> **ASSIGNED TASK**
Look through the material and tally each line bearing the word "plan". Give only the total.

> **DATA LISTING**

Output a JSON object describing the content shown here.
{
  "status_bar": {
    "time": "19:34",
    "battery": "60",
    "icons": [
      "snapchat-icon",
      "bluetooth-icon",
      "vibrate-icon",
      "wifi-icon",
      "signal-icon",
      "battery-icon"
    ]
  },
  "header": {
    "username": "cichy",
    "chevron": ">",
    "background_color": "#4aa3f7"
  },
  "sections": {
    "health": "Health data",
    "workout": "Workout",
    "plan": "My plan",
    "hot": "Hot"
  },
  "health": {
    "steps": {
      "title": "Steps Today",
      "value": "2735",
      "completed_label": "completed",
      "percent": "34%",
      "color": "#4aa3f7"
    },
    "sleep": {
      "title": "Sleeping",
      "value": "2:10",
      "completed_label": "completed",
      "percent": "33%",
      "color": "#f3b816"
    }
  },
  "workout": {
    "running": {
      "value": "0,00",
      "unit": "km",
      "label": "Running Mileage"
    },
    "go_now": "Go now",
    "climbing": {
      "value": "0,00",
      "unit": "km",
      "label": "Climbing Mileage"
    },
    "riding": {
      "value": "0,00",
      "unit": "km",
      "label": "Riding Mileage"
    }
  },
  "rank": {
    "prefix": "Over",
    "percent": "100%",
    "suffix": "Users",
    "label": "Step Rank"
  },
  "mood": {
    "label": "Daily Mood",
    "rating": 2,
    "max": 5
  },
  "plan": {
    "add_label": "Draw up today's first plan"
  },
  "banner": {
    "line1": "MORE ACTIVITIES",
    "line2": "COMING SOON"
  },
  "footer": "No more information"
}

> **FINAL ANSWER**
3